Nas Campanella is a popular, honey-voiced host on Australian national network Triple J, who also happens to be blind and without a sense of touch. The Sydney-based website Broadsheet has a fascinating piece about the ways she goes about doing her job: it involves listening to two separate audio streams at the same time while delivering the news live, which... I could not do.
Her first job is to scour the digital news wire for appropriate stories and breaking news, which is constantly uploaded from the ABC's state, national and international correspondents. She relies on a speech program called Jaws, an electronic voice that reads what she's typing.
Her studio is equipped with strategically placed Velcro patches – she operates her own panel – so she can recognise which buttons to push to air news grabs and mute or activate her mic. While she's reading on air, that same electronic voice reads her copy down her headphones which she repeats a nanosecond later. In another ear the talking clock lets her know how much time she has left. The sound of her own voice is audible over the top of it all.
Campanella says one of the hardest parts of her job is dealing with the incorrect translation the electronic voice often delivers. "You can opt for a male or female voice, faster or slower but it's hard because the pronunciation is often dodgy," she says. "He often says stuff wrong – such as 'Wag-a Wag-a' for Wagga Wagga or 'Coe-barney' for Cobain.
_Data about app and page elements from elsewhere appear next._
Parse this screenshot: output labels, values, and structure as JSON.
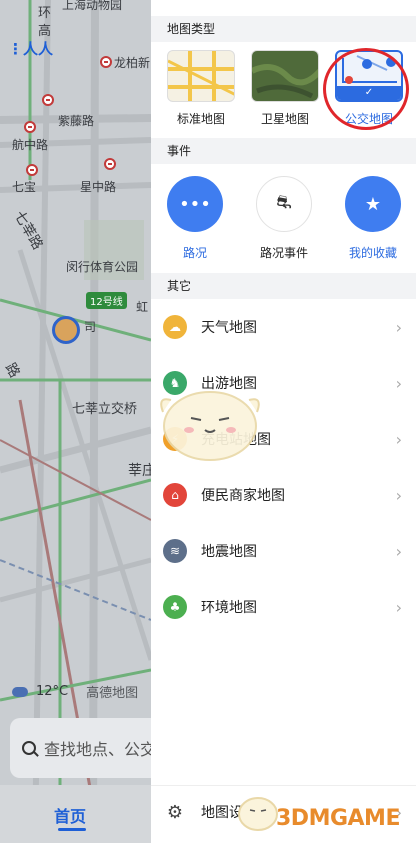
{
  "map": {
    "labels": {
      "road_top": "上海动物园",
      "huan": "环",
      "gao": "高",
      "longbai": "龙柏新",
      "zitenglu": "紫藤路",
      "hangzhonglu": "航中路",
      "qibao": "七宝",
      "xingzhonglu": "星中路",
      "qixinlu": "七莘路",
      "minhang_gym": "闵行体育公园",
      "hong": "虹",
      "si": "司",
      "lu": "路",
      "qixin_junction": "七莘立交桥",
      "xing": "莘庄",
      "line12": "12号线"
    },
    "weather": {
      "temp": "12°C",
      "brand": "高德地图"
    },
    "search_placeholder": "查找地点、公交",
    "home_tab": "首页"
  },
  "panel": {
    "map_type": {
      "header": "地图类型",
      "options": [
        {
          "label": "标准地图",
          "active": false
        },
        {
          "label": "卫星地图",
          "active": false
        },
        {
          "label": "公交地图",
          "active": true
        }
      ]
    },
    "events": {
      "header": "事件",
      "items": [
        {
          "label": "路况",
          "glyph": "•••"
        },
        {
          "label": "路况事件",
          "glyph": "⛐"
        },
        {
          "label": "我的收藏",
          "glyph": "★"
        }
      ]
    },
    "other": {
      "header": "其它",
      "items": [
        {
          "label": "天气地图",
          "color": "#f0b43a",
          "glyph": "☁"
        },
        {
          "label": "出游地图",
          "color": "#3aa869",
          "glyph": "♞"
        },
        {
          "label": "充电站地图",
          "color": "#f0a02a",
          "glyph": "⚡"
        },
        {
          "label": "便民商家地图",
          "color": "#e2453a",
          "glyph": "⌂"
        },
        {
          "label": "地震地图",
          "color": "#5d6f8a",
          "glyph": "≋"
        },
        {
          "label": "环境地图",
          "color": "#4caf50",
          "glyph": "♣"
        }
      ]
    },
    "settings": {
      "label": "地图设置",
      "chevron": "›"
    }
  },
  "watermark": "3DMGAME",
  "colors": {
    "accent": "#2c6be0",
    "highlight_circle": "#e0262b",
    "panel_bg": "#ffffff"
  }
}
I often stumble on cricketers' and sportspeople's names."
Campanella lost her sense of sight at the age of six months, and she also has a disease called Charcot-Marie-Tooth which hampers the sense of touch in her hands, rendering her unable to read braille. She therefore relies almost entirely on her sense of hearing to do her job, and that's what sparked her interest in journalism, having grown up on the radio. She got a Bachelor's degree in Communications at Sydney's University of Technology, but at first she had troubles finding employment.
"I guess not a lot of people have met people with disabilities," she said, "and not a lot of people are open-minded about what they're capable of. So I think they were quite taken aback when someone with no sight walked into their office and said, 'I want a job, this is what I can do.'" She's now been at Triple J for three years, and recently went on a hiking vacation in Laos, Cambodia, and Vietnam. You can read more about this awesome woman at Broadsheet, and watch a video about how she got the job at Triple J.